__Brief__. Copy every line of the records exactly, without including the images.
BEGIN
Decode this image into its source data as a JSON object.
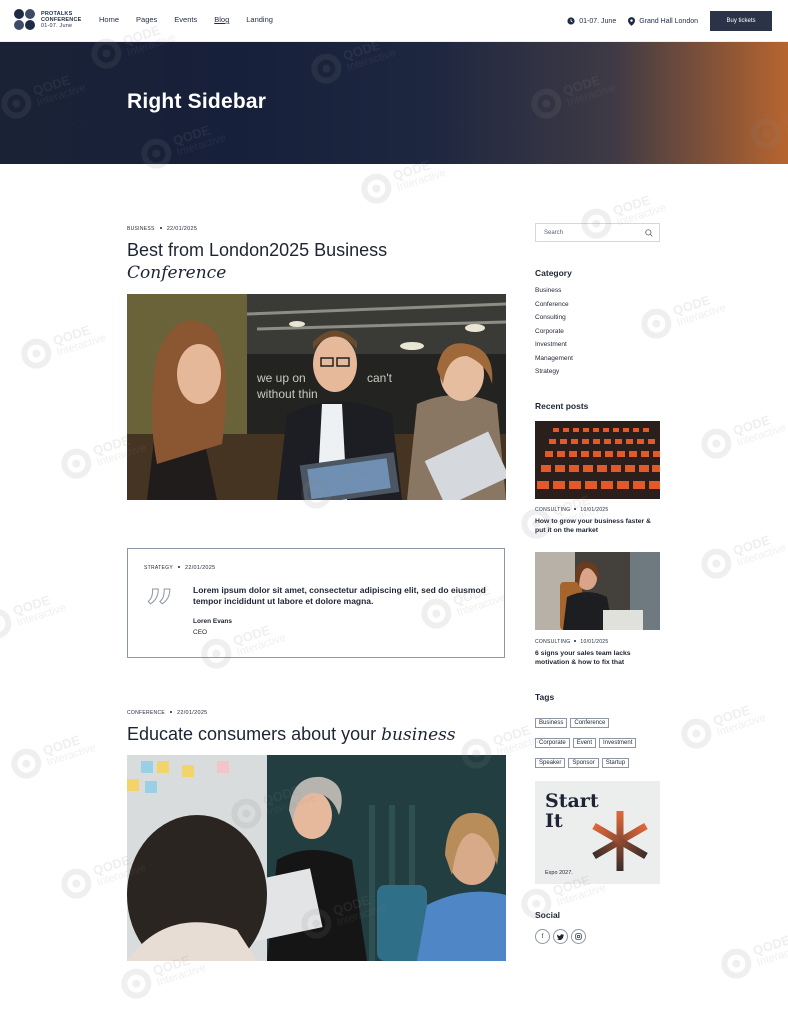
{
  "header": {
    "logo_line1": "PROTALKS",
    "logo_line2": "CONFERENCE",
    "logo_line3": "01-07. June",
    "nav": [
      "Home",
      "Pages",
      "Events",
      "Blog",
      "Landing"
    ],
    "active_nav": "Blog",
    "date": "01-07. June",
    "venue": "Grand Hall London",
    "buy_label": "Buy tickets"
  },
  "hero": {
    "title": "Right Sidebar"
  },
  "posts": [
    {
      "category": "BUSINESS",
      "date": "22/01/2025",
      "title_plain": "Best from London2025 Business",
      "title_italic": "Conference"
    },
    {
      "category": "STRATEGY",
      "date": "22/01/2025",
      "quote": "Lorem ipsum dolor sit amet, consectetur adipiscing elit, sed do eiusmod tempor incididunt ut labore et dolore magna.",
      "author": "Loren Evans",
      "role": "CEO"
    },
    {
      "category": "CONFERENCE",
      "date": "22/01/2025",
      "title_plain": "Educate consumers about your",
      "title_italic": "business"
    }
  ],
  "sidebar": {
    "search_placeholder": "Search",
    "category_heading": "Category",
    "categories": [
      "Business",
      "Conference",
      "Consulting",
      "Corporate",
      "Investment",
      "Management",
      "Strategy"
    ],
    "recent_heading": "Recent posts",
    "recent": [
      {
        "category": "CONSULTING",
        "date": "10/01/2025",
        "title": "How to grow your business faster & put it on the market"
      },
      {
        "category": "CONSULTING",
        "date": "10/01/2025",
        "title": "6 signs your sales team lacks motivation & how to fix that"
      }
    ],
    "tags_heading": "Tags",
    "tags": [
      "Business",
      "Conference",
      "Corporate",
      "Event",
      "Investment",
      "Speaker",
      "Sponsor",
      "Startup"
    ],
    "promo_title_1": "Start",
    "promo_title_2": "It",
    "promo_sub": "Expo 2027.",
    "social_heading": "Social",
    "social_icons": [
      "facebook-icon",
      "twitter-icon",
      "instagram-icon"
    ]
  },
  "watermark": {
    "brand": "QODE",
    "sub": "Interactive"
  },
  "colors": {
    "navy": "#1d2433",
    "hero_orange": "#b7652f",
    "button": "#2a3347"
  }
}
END
__The completed task__.
Decode this image into its source data as a JSON object.
{
  "header": {
    "logo_line1": "PROTALKS",
    "logo_line2": "CONFERENCE",
    "logo_line3": "01-07. June",
    "nav": [
      "Home",
      "Pages",
      "Events",
      "Blog",
      "Landing"
    ],
    "active_nav": "Blog",
    "date": "01-07. June",
    "venue": "Grand Hall London",
    "buy_label": "Buy tickets"
  },
  "hero": {
    "title": "Right Sidebar"
  },
  "posts": [
    {
      "category": "BUSINESS",
      "date": "22/01/2025",
      "title_plain": "Best from London2025 Business",
      "title_italic": "Conference"
    },
    {
      "category": "STRATEGY",
      "date": "22/01/2025",
      "quote": "Lorem ipsum dolor sit amet, consectetur adipiscing elit, sed do eiusmod tempor incididunt ut labore et dolore magna.",
      "author": "Loren Evans",
      "role": "CEO"
    },
    {
      "category": "CONFERENCE",
      "date": "22/01/2025",
      "title_plain": "Educate consumers about your",
      "title_italic": "business"
    }
  ],
  "sidebar": {
    "search_placeholder": "Search",
    "category_heading": "Category",
    "categories": [
      "Business",
      "Conference",
      "Consulting",
      "Corporate",
      "Investment",
      "Management",
      "Strategy"
    ],
    "recent_heading": "Recent posts",
    "recent": [
      {
        "category": "CONSULTING",
        "date": "10/01/2025",
        "title": "How to grow your business faster & put it on the market"
      },
      {
        "category": "CONSULTING",
        "date": "10/01/2025",
        "title": "6 signs your sales team lacks motivation & how to fix that"
      }
    ],
    "tags_heading": "Tags",
    "tags": [
      "Business",
      "Conference",
      "Corporate",
      "Event",
      "Investment",
      "Speaker",
      "Sponsor",
      "Startup"
    ],
    "promo_title_1": "Start",
    "promo_title_2": "It",
    "promo_sub": "Expo 2027.",
    "social_heading": "Social",
    "social_icons": [
      "facebook-icon",
      "twitter-icon",
      "instagram-icon"
    ]
  },
  "watermark": {
    "brand": "QODE",
    "sub": "Interactive"
  },
  "colors": {
    "navy": "#1d2433",
    "hero_orange": "#b7652f",
    "button": "#2a3347"
  }
}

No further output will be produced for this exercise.